Library of Congress joins Flickr

The Library of Congress has announced a joint venture with Flickr:
The project is beginning somewhat modestly, but we hope to learn a lot from it. Out of some 14 million prints, photographs and other visual materials at the Library of Congress, more than 3,000 photos from two of our most popular collections are being made available on our new Flickr page, to include only images for which no copyright restrictions are known to exist.

This should be a significant development for historians and others looking to illustrate papers, etc. with appropriate photos.
This is part of Flickr's 'Commons' project - which, among other things, allows Flickr users to add tags to the pictures: the effect of this is evident as far as one picture is concerned - it has more than 60 tags in at least three languages! Allowing anyone to tag means that either, a) this picture will pop up for a much wider range of search enquiries (for example, in a search for 'smoke' as well as for 'railway'); or, looked at from another perspective, too many pictures will be retrieved!

13 January 2008

Bridging the virtual and the real
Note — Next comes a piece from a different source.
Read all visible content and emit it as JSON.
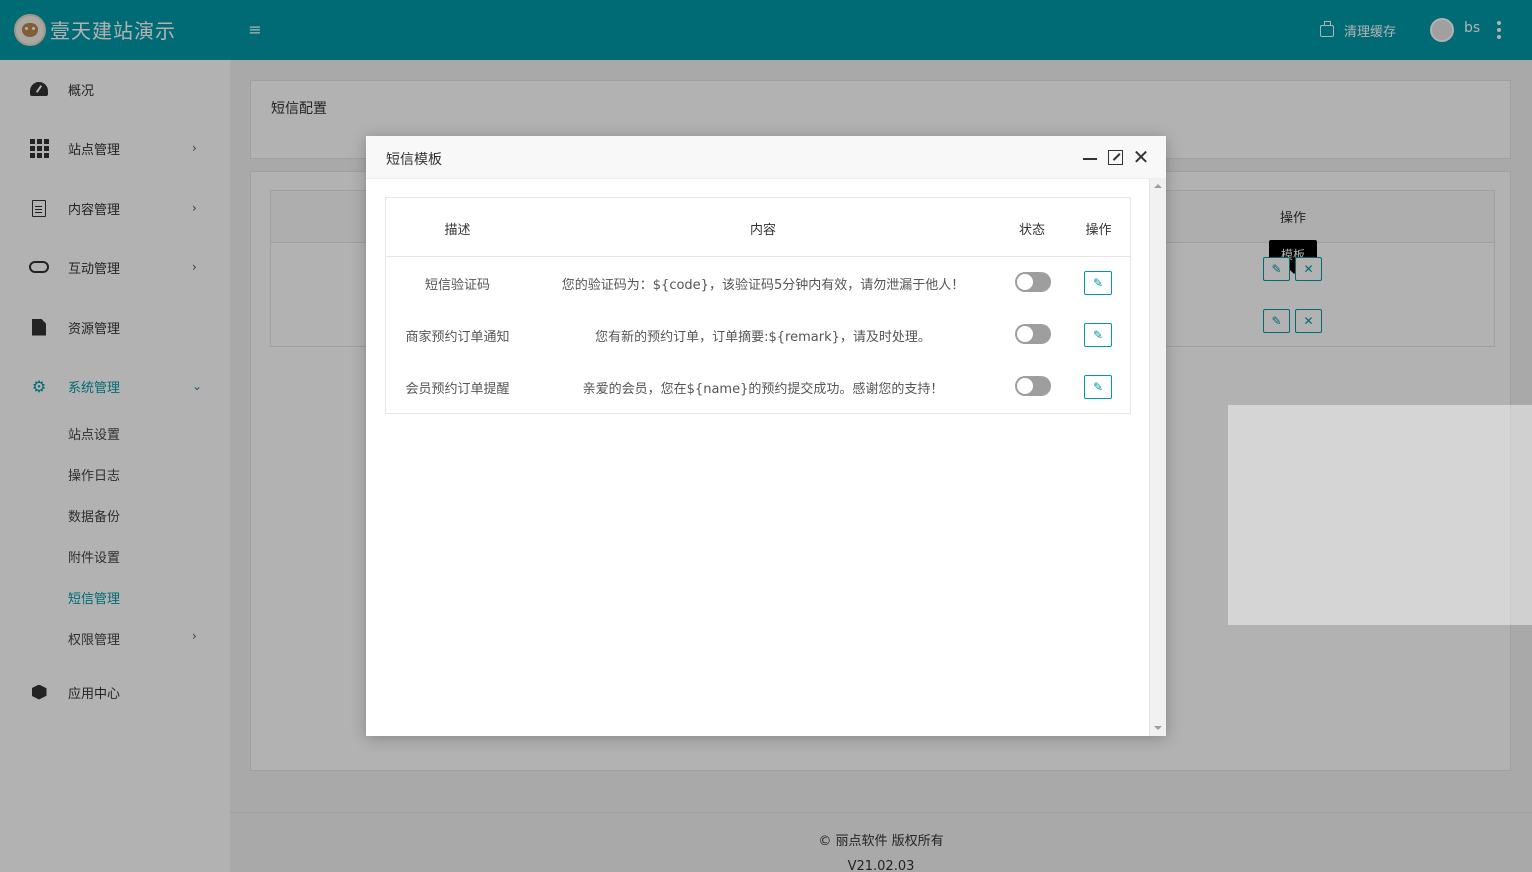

Under a rather misleading headline (Library of Congress goes virtual) PC World has an article on an agreement between Microsoft and the L of C to enable the online visitor to get directions to exhibits, etc. when visiting the L of C in reality.
I say 'misleading' because, of course, the Library of Congress has had a digital library element for some years now, including, for example, its American Memory section.

12 January 2008

Ted Nelson's 70th birthday

The University of Southampton has a video of a lecture given there by Ted Nelson on the occasion of his 70th birthday. I met Ted Nelson probably about 20 year ago or so during one of his visits to the UK, possible for the Online Conference, or some other meeting and I wondered then if his ideas would ever be implemented. So far, they haven't been and, honestly, I don't see much chance that they will be. They are, I suspect, too idiosyncratic: they define what Ted wants of systems, but not necessarily what everyone else wants, or would even be happy to work with. However, watch the lecture - it is a rather rambling two hours' worth and you can skip chunks if you wish. It moves from a consideration of note-taking (or, rather, the way Ted takes notes - does anyone else have millions of them stored in various places around the world?) and on to education (where he has clearly not heard of A.S. Neill and Summerhill, since he claims that no one has ever implemented the model he prefers, which, as far as I can see, is something close to the Summerhill model), and on from education to the origin of languages and their distribution (again, somewhat suspect ideas, if the review of many literatures found in the brilliant "The origins of the British" by Stephen Oppenheim is to be trusted), and then on to the eruption of Thera (Santorini) and the rediscovery of writing, back to Project Xanadu (which is about "handling documents they way they should be" - or, more correctly, the way Ted would like to be able to handle, but which I suspect would drive the rest of humankind crazy) and, via "General Strategics", to a closing comment on the teaching of mathematics.